== What you have to do ==
Without the pictures, set down everything in the listing exactly.

== Provided entries ==
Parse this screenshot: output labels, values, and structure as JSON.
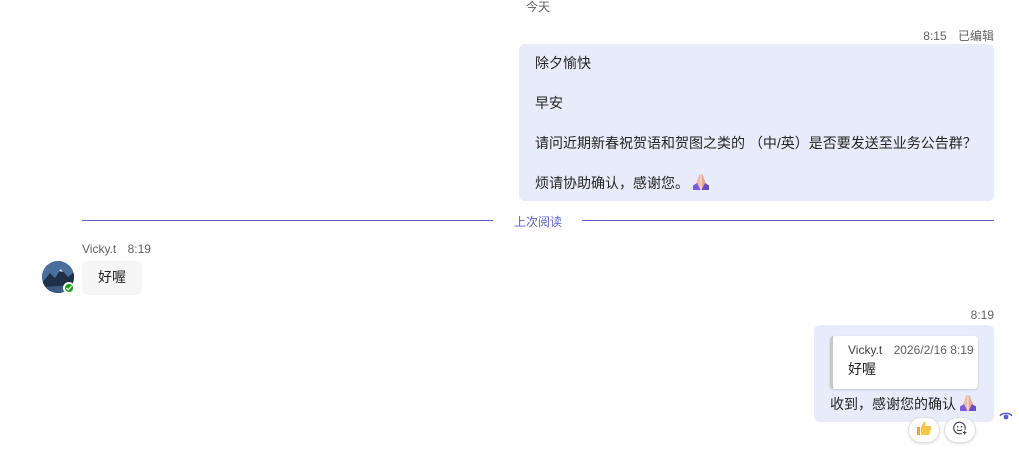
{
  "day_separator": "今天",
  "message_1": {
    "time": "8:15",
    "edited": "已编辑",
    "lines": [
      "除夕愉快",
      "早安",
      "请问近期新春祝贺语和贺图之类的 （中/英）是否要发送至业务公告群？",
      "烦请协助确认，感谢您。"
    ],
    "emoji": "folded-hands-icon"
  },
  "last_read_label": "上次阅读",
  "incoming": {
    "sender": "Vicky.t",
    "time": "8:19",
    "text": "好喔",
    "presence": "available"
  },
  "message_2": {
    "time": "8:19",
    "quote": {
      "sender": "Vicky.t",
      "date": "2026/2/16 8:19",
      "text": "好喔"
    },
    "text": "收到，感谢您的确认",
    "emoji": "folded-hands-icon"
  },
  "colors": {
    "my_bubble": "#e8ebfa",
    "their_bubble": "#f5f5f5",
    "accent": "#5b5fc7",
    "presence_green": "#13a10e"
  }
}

== Written answer ==
Parse this screenshot: output labels, values, and structure as JSON.
{
  "day_separator": "今天",
  "message_1": {
    "time": "8:15",
    "edited": "已编辑",
    "lines": [
      "除夕愉快",
      "早安",
      "请问近期新春祝贺语和贺图之类的 （中/英）是否要发送至业务公告群？",
      "烦请协助确认，感谢您。"
    ],
    "emoji": "folded-hands-icon"
  },
  "last_read_label": "上次阅读",
  "incoming": {
    "sender": "Vicky.t",
    "time": "8:19",
    "text": "好喔",
    "presence": "available"
  },
  "message_2": {
    "time": "8:19",
    "quote": {
      "sender": "Vicky.t",
      "date": "2026/2/16 8:19",
      "text": "好喔"
    },
    "text": "收到，感谢您的确认",
    "emoji": "folded-hands-icon"
  },
  "colors": {
    "my_bubble": "#e8ebfa",
    "their_bubble": "#f5f5f5",
    "accent": "#5b5fc7",
    "presence_green": "#13a10e"
  }
}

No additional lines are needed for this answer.